Like PBSP, there was a decrease in confirmed cases, from 16 to 15, reported by SAC on Oct. 6
This week, Folsom State Prison (FSP) only reported ten new cases while resolving 152 cases, appearing to recover from its recent major outbreak.
Avenal State Prison (ASP) reported 76 new cases this week and has resolved 145 cases.
CDCR says its increasing communications efforts this year with CCHS to both staff and incarcerated persons regarding the importance of receiving an influenza vaccination during the pandemic.
There are currently 97,870 individuals incarcerated in the CDCR facilities – a reduction of 24,539 since the beginning of the prison outbreaks in March 2020.
Effect on the Public
The Deuel Vocational Institution in San Joaquin County is shutting down.
The CDCR has announced that the 67 year-old prison will officially shut down by the end of September 2021. 1,080 workers from the Tracy, Manteca, Lathrop, and Ripon areas will lose their jobs as a result of the decision.
The decision comes as part of California Governor Gavin Newsom’s efforts to reduce the state’s incarcerated population amidst COVID-19 initiated budget cuts. Specifically, the state will save $182 million in annual operating costs, and will also avoid the $800 million that would be required to upkeep the prison and make crucial repairs.
The 1,500 men incarcerated at the DVI will be transferred to other institutions based on their custody status, housing requirements, and rehabilitation needs.
The facility, opened in 1953, was originally designed to house 1,641 individuals. At the peak of its capacity in 2012, the DVI processed 4,000 men— a feat made possible by converting the gym to a massive dormitory comprised of triple-stacked bunk beds. The bunk beds were limited to doubles following a riot, allowing guards to oversee them.
DVI receives individuals who have been placed in the state prison system over 29 counties in Northern California. Individuals are then processed and evaluated over a 90-day period. Evaluations are conducted on a person’s criminal history, interactions, education, life history, and medical and psychological conditions. These individuals are then transferred to an institution deemed appropriate based on the results of their evaluation.
DVI offers a variety of work opportunities for incarcerated individuals, such as enrollment in forestry camps or tasks on the institution’s 1,600-head cattle farm.
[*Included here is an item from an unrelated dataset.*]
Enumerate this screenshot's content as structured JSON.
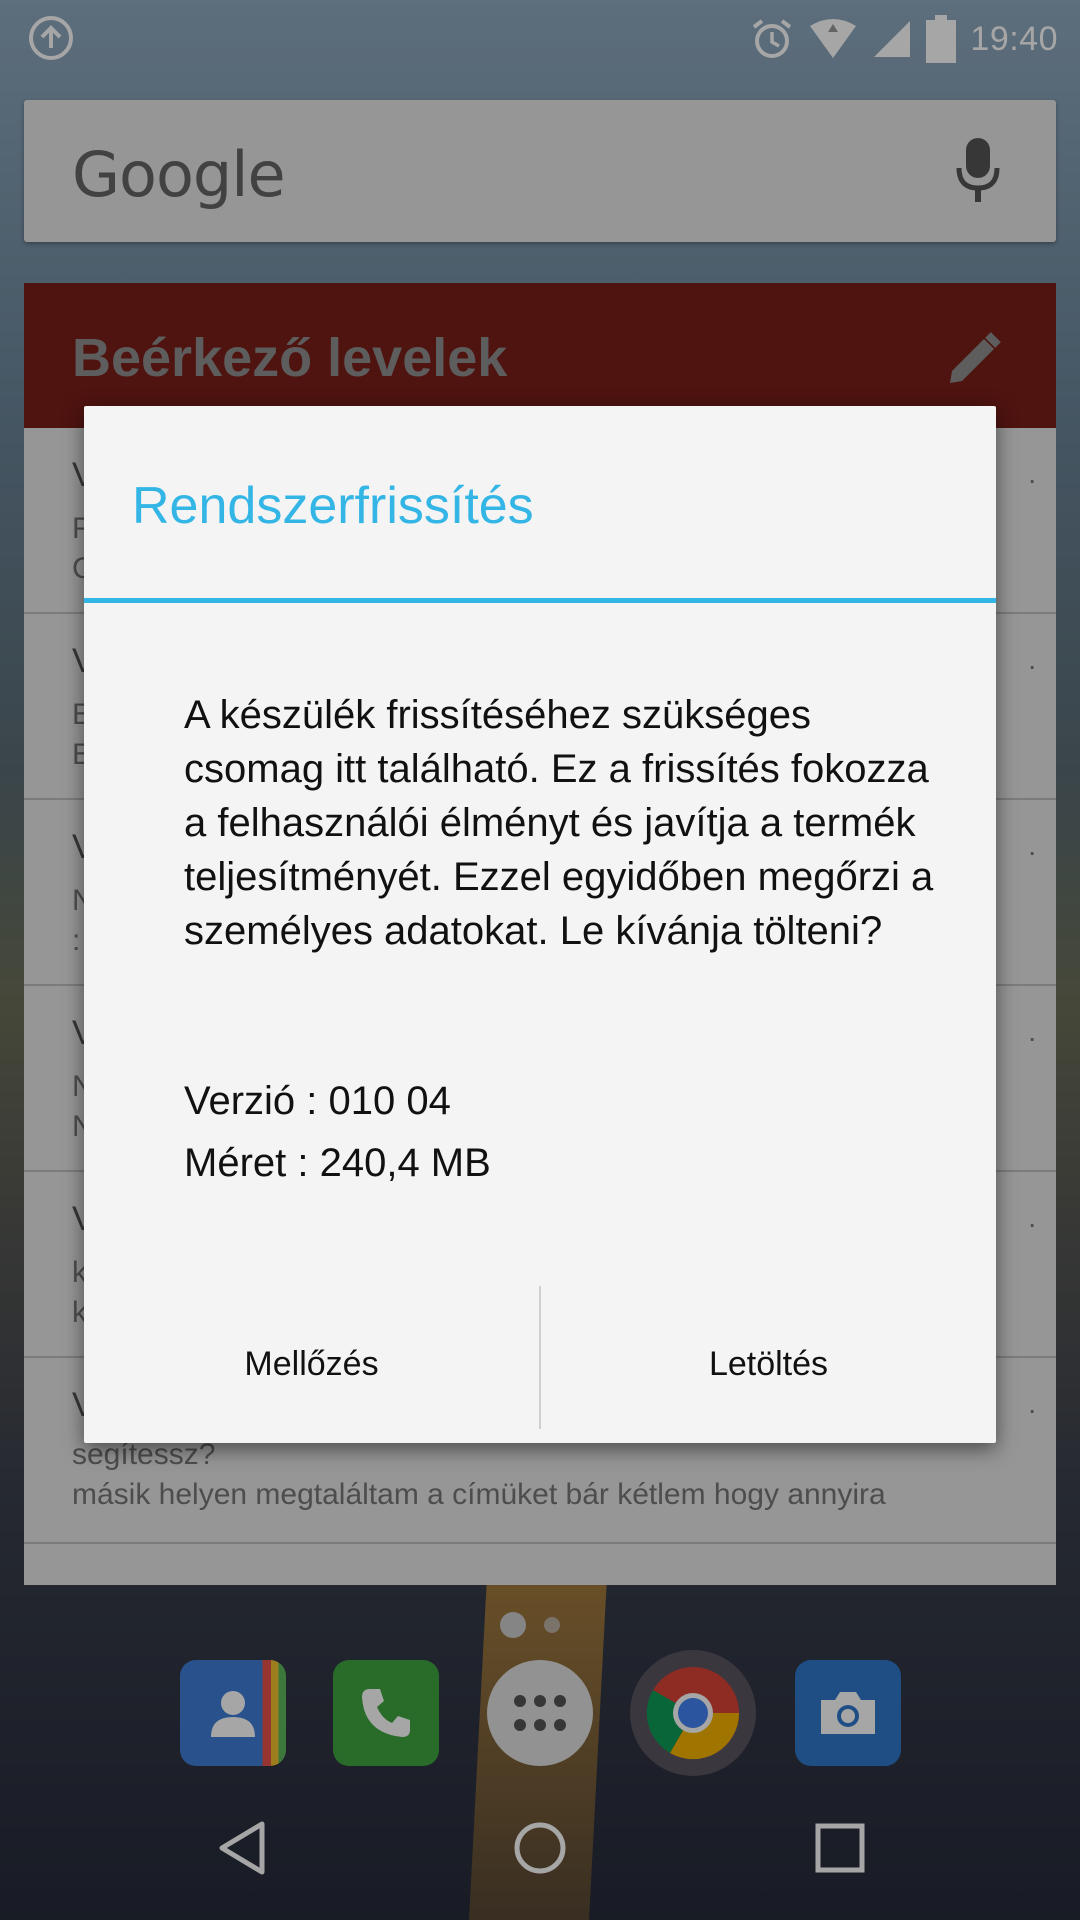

Individuals are also given the opportunity to earn their General Education Degree or complete basic adult training classes. Classes cover career skills such as auto body repair, building maintenance, and air conditioning installment.
Over the past decade, California laws and ballot measures have resulted in a significant decrease in statewide prison population. At its peak in 2006, the CDCR oversaw 173,000 incarcerated individuals. As August 31, California’s prison population sat at around 97,000 — due largely in part to COVID-19 mitigation efforts that have seen the release of over 10,000 individuals.
A second prison is expected to close its doors in the near future, and speculations have pointed to San Quentin State Prison, which rests atop expensive waterfront property in the San Francisco Bay Area, or the structurally outdated California Rehabilitation Center in Norco.
There have been at least 3,839 cases of COVID-19 reported among prison staff. 10 staff members have died while 2,875 have returned to work.
On Oct. 4, one staff member from Wasco State Prison (WSP) died from complications related to the coronavirus. This is the first staff death in CDCR in two months.
CDCR Comparisons – California and the US
According to the Marshall Project, California prisons rank fourth in the country for the highest number of confirmed cases, following Texas, Florida and Federal prisons. California makes up 10% of total cases among incarcerated people and 5.7% of the total deaths in prison.
Division of Juvenile Justice
As of Oct. 8, there are no active cases of COVID-19 among youth at DJJ facilities. 68 cases have been resolved.